Learn to critically analyze modern energy technologies from engineering and socio-political perspectives, and gain the skills necessary to help the world meet rising energy demand while reducing carbon dioxide and other greenhouse gas emissions driving climate change.
About this archived course:
Climate change is an urgent global challenge demanding engineering solutions and large-scale, systems-oriented coordination. In Sustainable Energy, you’ll join thousands of global learners in examining conventional and renewable energy generation technologies, studying how they are deployed throughout the world, and evaluating their roles in the future energy landscape. Technologies include solar power, wind power, storage, nuclear power, hydropower, and bioenergy.
In addition to technological components, you’ll become familiar with the economic, political, and social dimensions of energy project planning. Professionals from diverse backgrounds must work together to determine pathways to decarbonization amidst scientific uncertainty and unique geopolitical challenges. You will be presented with advanced tools and strategies to explore pathways to decarbonization in specific contexts, and to build consensus among stakeholders.
The course is instructed by Michael Golay, Professor of Nuclear Science and Engineering at the Massachusetts Institute of Technology. Additional experts in various technologies will offer guest lectures, including:
Dr. Patrick Brown, National Renewable Energy Lab
Dr. Diane Rigos, MIT Energy Initiative
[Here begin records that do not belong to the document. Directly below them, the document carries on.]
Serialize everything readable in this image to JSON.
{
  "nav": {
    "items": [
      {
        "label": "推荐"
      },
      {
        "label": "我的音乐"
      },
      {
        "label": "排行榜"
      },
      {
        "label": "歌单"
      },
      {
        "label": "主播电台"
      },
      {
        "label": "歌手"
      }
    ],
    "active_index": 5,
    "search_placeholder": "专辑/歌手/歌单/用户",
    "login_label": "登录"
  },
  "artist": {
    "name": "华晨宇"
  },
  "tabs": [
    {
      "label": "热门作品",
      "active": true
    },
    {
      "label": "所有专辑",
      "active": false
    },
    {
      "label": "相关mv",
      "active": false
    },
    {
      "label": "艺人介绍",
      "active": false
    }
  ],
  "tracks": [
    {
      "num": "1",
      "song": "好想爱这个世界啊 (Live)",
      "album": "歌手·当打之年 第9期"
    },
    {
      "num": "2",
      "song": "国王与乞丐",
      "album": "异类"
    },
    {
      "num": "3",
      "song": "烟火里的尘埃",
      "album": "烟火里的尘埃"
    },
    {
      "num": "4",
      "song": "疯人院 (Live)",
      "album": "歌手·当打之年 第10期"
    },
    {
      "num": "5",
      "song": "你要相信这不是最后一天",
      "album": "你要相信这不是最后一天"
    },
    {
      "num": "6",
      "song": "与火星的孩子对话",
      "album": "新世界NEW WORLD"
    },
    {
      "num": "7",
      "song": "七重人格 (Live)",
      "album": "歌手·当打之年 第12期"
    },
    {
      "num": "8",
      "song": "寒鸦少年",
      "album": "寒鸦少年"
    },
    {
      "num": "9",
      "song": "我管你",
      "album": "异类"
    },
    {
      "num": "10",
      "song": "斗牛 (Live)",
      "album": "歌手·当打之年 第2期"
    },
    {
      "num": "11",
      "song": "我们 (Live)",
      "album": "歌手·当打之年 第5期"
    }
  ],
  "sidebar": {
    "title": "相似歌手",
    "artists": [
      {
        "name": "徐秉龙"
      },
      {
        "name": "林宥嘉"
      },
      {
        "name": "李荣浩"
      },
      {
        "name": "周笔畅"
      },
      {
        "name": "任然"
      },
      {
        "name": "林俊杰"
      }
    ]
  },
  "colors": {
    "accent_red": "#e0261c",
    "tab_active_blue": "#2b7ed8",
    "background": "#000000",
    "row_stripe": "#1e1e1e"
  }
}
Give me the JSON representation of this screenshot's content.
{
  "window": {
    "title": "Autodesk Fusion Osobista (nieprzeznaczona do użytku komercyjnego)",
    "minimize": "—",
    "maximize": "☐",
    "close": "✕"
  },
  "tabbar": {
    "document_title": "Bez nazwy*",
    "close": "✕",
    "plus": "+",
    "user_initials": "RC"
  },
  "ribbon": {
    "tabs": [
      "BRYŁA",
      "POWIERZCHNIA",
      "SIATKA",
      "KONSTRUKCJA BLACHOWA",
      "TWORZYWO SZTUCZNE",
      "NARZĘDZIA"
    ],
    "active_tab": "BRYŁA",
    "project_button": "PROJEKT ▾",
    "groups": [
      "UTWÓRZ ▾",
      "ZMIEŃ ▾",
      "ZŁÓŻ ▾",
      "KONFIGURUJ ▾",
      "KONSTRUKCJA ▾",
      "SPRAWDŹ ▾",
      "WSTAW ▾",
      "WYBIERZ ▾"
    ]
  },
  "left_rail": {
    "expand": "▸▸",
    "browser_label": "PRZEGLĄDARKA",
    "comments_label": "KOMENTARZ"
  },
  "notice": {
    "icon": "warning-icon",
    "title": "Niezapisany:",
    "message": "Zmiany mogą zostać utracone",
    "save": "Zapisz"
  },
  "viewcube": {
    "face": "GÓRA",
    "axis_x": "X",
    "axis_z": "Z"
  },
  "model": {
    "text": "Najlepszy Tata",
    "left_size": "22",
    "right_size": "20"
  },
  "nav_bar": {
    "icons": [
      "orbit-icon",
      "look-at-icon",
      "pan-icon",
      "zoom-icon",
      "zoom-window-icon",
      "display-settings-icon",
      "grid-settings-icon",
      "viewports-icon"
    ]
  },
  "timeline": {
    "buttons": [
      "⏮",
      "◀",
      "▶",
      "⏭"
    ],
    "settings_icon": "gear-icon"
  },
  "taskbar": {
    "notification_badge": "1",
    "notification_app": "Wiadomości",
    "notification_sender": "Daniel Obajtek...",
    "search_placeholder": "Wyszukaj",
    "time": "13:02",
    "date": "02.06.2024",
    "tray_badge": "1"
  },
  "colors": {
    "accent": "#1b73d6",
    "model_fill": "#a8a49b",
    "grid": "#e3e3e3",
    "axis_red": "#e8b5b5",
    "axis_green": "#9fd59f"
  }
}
Dr. Alex Kalmikov, Lead Data Scientist, Aetna
Dr. Francis O' Sullivan, Orsted North America
Dr. Charles Forsberg, MIT Department of Nuclear Science and Engineering
Dr. Donald Sadoway, MIT Department of Materials Science and Engineering
Dr. Dennis Whyte, MIT Plasma Science and Fusion Center
Dr. Zach Hartwig, MIT Plasma Science and Fusion Center
Dr. Gregory Stephanopoulos, MIT Department of Chemical Engineering
Dr. Vrushank Phadnis, MIT Department of Mechanical Engineering
Dr. Jessika Trancik, MIT Institute for Data, Systems, and Society
This is the course as taught to MIT students remotely during Fall 2020 in response to the COVID-19 pandemic.